Guest post by MITU SENGUPTA
In a remarkable book about slumdwellers in Mumbai, Katherine Boo brings to light an India of “profound and juxtaposed inequality” – a country where more than a decade of steady economic growth has delivered shamefully little to the poorest and most vulnerable. But though indeed a thoroughgoing and perceptive indictment of post-liberalization India, the book fits into a troubling narrative about the roots of India’s poverty and squandered economic potential.

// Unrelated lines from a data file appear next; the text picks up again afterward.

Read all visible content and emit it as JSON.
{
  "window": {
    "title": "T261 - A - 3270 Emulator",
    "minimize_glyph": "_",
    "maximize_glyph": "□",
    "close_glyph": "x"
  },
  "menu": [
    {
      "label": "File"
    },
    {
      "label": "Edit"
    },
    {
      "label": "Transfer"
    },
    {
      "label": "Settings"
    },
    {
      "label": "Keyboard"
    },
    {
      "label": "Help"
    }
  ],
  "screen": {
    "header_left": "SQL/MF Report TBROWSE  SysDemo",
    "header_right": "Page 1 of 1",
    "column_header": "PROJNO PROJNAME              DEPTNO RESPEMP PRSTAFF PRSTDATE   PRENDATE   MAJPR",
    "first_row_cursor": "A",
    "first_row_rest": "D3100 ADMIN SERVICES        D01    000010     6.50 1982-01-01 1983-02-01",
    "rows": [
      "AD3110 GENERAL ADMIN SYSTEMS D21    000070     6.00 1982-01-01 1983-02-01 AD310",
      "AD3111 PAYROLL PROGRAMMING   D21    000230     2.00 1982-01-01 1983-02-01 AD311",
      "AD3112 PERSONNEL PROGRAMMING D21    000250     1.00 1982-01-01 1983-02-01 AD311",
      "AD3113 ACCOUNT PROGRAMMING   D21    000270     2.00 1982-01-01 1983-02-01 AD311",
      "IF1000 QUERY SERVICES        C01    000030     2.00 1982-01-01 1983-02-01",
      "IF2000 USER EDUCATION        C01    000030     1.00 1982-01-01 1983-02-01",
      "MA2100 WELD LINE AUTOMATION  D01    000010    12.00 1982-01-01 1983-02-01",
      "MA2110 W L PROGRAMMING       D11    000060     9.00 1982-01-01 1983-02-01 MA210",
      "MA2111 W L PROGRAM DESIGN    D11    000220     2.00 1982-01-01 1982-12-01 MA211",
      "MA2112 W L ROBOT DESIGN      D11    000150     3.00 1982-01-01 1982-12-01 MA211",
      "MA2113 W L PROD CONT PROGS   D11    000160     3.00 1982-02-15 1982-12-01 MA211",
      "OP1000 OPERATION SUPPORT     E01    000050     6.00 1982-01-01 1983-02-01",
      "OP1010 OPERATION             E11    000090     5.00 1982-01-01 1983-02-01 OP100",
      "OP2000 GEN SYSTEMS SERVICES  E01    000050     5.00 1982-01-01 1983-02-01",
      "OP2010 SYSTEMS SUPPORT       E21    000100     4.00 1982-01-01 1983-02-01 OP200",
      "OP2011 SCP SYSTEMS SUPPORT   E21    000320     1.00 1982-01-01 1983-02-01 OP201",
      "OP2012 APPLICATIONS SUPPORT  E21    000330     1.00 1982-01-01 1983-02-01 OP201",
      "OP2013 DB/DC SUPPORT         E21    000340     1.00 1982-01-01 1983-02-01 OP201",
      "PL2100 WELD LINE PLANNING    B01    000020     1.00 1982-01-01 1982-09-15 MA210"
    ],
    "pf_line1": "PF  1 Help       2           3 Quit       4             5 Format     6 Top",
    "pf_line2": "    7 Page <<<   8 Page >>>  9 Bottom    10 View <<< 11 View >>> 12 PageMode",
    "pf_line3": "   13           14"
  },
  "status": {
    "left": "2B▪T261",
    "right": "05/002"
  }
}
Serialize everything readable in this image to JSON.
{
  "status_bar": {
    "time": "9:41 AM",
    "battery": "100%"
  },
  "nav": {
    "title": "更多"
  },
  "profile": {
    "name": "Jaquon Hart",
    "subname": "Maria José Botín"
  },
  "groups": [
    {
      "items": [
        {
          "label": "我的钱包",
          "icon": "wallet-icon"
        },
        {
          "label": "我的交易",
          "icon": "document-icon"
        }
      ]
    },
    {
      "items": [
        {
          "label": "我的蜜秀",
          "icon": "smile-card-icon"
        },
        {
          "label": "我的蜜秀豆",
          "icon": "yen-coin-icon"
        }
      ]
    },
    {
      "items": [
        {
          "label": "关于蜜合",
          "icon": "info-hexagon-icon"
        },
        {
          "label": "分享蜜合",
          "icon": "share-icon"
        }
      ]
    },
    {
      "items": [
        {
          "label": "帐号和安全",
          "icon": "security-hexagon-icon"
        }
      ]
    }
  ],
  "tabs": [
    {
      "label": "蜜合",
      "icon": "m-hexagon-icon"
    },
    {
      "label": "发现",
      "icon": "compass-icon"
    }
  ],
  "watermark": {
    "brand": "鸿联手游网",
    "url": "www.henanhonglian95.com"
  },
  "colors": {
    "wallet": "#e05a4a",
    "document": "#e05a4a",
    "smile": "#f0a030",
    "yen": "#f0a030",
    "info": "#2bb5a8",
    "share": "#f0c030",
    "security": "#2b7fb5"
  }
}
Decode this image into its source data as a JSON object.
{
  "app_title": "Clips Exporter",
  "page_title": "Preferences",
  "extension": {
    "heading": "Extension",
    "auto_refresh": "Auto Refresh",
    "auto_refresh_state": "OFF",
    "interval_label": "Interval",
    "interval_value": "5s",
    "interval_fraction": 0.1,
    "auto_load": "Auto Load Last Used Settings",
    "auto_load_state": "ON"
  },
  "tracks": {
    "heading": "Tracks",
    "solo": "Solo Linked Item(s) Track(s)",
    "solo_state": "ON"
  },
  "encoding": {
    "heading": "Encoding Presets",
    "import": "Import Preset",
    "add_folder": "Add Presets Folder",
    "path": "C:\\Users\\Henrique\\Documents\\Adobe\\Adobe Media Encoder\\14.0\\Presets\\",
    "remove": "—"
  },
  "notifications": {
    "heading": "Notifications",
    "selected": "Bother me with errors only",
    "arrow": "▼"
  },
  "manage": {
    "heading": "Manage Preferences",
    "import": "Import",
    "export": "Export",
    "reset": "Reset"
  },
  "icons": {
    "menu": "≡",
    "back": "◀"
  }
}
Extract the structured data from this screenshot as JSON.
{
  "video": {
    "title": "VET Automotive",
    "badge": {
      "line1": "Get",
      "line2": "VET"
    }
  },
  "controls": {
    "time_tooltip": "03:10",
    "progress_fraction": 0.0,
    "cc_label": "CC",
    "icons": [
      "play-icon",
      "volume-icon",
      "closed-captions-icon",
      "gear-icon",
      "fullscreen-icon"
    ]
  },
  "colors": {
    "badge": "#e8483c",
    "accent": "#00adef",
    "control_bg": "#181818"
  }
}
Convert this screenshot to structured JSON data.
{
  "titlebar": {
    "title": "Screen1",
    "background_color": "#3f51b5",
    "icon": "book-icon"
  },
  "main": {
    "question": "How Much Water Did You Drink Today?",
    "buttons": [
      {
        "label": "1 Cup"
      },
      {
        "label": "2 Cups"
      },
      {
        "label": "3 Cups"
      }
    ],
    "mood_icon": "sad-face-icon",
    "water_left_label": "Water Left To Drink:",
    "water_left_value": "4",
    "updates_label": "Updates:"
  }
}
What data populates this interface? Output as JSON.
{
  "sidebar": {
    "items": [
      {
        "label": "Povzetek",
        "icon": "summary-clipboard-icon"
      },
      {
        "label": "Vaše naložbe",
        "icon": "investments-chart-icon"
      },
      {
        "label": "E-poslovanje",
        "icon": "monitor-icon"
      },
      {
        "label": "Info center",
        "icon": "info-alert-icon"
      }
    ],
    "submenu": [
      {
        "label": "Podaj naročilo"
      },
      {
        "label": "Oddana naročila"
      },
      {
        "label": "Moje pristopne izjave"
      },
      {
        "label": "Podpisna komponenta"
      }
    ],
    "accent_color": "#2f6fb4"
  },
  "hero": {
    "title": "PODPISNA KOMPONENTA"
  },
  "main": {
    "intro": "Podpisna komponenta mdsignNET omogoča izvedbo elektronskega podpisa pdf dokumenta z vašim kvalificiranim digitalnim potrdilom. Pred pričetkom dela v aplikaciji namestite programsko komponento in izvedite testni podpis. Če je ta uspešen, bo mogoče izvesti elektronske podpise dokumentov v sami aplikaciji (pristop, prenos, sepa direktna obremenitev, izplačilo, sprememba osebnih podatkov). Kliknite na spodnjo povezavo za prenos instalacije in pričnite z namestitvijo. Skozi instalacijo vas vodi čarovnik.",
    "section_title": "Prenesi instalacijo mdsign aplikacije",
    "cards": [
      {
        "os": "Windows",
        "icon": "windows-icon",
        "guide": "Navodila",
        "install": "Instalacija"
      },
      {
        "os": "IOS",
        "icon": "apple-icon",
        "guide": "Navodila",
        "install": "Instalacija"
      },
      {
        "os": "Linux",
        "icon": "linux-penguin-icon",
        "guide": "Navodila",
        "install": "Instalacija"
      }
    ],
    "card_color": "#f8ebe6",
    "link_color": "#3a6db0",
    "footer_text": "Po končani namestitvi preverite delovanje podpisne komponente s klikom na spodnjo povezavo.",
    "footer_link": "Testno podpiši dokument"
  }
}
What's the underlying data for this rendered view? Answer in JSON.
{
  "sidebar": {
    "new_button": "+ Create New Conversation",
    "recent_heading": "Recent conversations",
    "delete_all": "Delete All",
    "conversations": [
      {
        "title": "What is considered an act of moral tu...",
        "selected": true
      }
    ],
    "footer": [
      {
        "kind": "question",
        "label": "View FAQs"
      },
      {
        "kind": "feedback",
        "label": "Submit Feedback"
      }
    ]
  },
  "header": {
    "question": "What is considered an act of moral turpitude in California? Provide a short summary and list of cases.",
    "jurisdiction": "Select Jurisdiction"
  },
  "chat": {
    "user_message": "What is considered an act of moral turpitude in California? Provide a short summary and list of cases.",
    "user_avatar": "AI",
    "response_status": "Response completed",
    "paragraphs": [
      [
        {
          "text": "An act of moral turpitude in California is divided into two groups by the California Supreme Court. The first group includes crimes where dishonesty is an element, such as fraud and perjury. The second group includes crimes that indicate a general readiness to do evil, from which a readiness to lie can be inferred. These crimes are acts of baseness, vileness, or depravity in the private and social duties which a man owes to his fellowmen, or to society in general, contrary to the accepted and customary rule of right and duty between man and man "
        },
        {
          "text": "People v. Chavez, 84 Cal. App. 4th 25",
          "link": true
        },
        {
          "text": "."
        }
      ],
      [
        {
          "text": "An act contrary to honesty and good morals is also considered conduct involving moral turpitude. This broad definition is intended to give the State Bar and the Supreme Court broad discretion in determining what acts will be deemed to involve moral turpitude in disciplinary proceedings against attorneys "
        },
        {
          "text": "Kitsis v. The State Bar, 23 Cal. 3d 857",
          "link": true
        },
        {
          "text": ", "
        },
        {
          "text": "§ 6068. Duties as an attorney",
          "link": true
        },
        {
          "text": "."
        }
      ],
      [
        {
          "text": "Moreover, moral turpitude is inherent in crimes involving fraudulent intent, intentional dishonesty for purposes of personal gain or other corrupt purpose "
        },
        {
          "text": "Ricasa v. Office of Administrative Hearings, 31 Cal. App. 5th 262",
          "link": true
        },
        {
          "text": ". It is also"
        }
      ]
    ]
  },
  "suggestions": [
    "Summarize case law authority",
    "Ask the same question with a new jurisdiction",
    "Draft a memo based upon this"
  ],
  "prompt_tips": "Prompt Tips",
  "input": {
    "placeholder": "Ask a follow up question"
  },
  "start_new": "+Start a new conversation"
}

This is a beautifully written book. Through tight but supple prose, Boo offers an unsettling account of life in Annawadi, a slum near Mumbai’s international airport. In Boo’s words, this “single, unexceptional slum” sits beside a “sewage lake” so polluted that pigs and dogs resting in its shallows have “bellies stained in blue.” It is hidden by a wall that sports an advertisement for elegant floor tiles (“Beautiful Forevers” – and hence the title). There are heartrending accounts of rat-filled garbage sheds, impoverished migrants forced to eat rats, a girl covered by worm-filled boils (from rat bites), and a “vibrant teenager,” who kills herself (by drinking rat poison) when she can no longer bear what life has to offer.